Despite this, the sector is still obliged to put every piece of work out to tender, often advertising in the legal press and sometimes inviting a group of firms to bid.
Those operating in this sector have to get value for money and the Treasury Solicitor's Department insists that it is not just the same people appearing all the time.
In-house advisers regularly draw in new firms and they are looking for lawyers who can show a bit of imagination. Previous public sector experience is an advantage because lawyers have to understand the way the public and private sectors interact. When submitting tenders, firms are expected to be able to demonstrate this knowledge and are likely to win work if they can say what issues they expect to come up as the project develops.
Public sector lawyers like to be wooed by the people who are going to be doing the work rather than by client relation partners. Relationships with individuals are very important so links to firms are kept flexible in case people move.
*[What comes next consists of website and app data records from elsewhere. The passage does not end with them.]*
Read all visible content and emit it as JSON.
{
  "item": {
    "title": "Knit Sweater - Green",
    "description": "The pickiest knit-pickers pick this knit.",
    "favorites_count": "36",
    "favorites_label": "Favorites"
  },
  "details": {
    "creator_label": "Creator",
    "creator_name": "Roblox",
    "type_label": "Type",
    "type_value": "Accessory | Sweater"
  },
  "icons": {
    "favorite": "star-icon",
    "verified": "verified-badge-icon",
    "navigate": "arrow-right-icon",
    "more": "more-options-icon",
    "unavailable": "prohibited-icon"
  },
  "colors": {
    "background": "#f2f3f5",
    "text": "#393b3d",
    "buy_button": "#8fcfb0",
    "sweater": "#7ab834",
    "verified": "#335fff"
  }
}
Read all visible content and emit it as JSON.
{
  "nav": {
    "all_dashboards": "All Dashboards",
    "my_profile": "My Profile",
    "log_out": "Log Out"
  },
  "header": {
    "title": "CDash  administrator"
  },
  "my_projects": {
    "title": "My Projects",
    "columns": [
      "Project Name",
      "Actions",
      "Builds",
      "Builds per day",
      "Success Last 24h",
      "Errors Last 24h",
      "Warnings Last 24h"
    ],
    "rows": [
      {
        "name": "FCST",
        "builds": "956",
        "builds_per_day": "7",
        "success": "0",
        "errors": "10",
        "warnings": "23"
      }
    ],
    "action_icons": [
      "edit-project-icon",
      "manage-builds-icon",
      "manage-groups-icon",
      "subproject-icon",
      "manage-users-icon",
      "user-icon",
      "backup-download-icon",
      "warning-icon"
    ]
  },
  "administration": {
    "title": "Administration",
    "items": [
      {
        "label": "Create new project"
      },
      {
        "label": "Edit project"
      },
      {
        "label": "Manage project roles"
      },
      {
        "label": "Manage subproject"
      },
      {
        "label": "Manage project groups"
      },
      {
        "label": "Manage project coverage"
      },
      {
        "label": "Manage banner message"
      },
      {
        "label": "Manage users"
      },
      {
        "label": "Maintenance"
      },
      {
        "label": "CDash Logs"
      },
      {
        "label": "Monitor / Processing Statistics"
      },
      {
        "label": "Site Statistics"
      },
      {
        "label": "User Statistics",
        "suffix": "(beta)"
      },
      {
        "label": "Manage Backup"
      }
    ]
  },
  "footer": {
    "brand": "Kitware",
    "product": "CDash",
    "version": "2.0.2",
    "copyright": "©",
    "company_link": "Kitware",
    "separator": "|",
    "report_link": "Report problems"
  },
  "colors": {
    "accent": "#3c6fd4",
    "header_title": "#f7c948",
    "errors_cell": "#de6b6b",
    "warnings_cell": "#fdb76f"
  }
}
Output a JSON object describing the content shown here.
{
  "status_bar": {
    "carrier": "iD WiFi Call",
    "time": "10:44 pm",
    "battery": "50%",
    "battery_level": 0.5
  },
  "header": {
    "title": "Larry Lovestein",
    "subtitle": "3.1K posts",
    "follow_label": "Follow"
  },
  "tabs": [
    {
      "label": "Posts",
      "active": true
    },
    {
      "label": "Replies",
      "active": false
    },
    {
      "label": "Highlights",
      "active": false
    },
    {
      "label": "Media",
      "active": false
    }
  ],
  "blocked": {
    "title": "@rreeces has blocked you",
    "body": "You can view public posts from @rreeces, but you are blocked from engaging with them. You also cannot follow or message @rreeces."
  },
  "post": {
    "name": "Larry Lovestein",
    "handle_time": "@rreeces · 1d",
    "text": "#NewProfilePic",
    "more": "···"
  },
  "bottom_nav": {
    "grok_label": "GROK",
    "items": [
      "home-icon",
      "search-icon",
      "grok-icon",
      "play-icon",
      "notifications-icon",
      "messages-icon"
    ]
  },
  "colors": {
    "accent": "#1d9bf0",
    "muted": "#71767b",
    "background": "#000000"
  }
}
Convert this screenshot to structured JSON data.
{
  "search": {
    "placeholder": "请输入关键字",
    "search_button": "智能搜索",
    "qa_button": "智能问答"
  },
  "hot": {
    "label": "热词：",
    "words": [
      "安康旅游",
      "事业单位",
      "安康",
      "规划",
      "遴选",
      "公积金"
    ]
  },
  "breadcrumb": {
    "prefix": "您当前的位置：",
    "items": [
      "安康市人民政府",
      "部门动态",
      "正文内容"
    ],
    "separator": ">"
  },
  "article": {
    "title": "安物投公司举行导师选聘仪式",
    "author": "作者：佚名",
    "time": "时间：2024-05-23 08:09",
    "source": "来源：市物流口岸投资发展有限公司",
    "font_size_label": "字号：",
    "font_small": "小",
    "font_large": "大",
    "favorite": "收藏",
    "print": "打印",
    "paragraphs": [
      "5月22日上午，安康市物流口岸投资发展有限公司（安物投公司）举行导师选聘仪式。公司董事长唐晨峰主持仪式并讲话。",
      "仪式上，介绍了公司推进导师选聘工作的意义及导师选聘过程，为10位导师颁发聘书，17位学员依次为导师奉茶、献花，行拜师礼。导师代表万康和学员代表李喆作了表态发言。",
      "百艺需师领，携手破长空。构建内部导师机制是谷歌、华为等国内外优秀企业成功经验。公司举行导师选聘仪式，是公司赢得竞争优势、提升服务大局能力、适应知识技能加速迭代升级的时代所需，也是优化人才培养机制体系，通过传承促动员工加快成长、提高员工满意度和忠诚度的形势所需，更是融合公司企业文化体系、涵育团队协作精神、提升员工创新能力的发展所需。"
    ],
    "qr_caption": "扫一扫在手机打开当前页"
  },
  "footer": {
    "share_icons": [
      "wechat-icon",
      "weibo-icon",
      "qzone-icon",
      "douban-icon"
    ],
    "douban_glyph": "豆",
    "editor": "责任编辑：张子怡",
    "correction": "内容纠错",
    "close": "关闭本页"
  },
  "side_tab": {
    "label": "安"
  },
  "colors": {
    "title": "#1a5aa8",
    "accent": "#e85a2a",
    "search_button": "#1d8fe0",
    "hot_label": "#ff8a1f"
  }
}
But experts are hard to come by, so once firms start bringing in the work they will find more will follow.